AVAILABLE DATA
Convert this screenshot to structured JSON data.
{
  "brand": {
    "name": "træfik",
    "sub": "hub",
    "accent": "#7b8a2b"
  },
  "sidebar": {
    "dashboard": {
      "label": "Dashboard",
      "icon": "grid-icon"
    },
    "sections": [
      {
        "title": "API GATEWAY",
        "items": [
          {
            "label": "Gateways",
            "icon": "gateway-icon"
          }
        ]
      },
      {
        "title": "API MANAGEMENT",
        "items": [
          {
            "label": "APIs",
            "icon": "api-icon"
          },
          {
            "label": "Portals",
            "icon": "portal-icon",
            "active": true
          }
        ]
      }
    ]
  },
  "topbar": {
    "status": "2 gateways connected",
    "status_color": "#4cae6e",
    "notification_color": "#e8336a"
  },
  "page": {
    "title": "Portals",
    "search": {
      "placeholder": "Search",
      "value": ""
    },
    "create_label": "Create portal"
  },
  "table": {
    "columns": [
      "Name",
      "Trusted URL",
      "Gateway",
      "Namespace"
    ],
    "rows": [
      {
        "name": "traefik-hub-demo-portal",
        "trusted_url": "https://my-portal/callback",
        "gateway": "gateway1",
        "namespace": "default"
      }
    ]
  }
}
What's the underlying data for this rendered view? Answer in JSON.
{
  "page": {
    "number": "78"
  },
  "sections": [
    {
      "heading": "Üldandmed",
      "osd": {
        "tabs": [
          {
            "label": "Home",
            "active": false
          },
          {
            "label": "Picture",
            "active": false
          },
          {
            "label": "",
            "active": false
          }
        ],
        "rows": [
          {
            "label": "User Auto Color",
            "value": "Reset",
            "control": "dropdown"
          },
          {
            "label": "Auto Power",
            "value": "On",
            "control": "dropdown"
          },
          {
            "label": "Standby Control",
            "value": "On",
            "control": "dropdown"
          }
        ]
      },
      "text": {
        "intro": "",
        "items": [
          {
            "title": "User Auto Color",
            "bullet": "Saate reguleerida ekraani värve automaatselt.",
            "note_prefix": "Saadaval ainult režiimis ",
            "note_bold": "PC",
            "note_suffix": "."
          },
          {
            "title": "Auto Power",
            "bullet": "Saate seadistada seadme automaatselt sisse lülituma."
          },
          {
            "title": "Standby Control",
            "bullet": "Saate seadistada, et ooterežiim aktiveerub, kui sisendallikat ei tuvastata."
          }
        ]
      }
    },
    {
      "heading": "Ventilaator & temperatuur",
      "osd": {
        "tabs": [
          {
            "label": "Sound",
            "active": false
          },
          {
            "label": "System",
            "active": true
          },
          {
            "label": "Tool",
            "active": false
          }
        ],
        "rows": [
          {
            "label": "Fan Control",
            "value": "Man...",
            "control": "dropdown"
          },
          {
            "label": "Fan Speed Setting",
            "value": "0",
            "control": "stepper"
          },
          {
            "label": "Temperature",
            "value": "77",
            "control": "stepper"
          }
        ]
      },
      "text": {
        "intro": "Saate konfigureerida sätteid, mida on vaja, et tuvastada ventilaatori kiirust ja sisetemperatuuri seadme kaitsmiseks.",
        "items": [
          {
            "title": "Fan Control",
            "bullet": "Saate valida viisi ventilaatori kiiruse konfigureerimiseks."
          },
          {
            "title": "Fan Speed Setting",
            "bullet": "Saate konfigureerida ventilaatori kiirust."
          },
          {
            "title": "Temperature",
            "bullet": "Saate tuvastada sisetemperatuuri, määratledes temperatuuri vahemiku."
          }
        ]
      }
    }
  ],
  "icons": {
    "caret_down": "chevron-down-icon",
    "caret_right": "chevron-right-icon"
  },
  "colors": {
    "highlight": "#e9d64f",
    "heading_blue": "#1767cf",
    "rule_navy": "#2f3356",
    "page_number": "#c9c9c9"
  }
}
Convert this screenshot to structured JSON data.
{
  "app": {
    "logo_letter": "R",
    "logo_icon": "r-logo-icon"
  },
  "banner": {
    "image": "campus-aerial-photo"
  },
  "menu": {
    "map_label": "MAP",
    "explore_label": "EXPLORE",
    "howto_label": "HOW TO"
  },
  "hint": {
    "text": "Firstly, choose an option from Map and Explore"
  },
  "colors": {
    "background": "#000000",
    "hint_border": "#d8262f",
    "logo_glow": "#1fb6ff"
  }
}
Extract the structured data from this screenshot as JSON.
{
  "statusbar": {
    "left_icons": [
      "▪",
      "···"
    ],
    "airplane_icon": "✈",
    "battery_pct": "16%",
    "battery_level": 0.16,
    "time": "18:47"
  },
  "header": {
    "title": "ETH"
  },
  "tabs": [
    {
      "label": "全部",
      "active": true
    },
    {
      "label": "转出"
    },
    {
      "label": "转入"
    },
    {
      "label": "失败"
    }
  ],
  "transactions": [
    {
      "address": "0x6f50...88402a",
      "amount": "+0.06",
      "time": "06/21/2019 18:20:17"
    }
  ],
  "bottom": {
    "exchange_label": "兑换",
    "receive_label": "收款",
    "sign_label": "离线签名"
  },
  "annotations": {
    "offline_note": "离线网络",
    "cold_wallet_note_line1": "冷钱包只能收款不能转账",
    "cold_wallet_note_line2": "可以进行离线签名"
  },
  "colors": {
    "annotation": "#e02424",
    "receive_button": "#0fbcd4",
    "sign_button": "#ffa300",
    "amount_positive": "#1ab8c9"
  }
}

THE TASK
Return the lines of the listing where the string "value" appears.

TASK RESULT
      "value": ""
            "value": "Reset",
            "value": "On",
            "value": "On",
            "value": "Man...",
            "value": "0",
            "value": "77",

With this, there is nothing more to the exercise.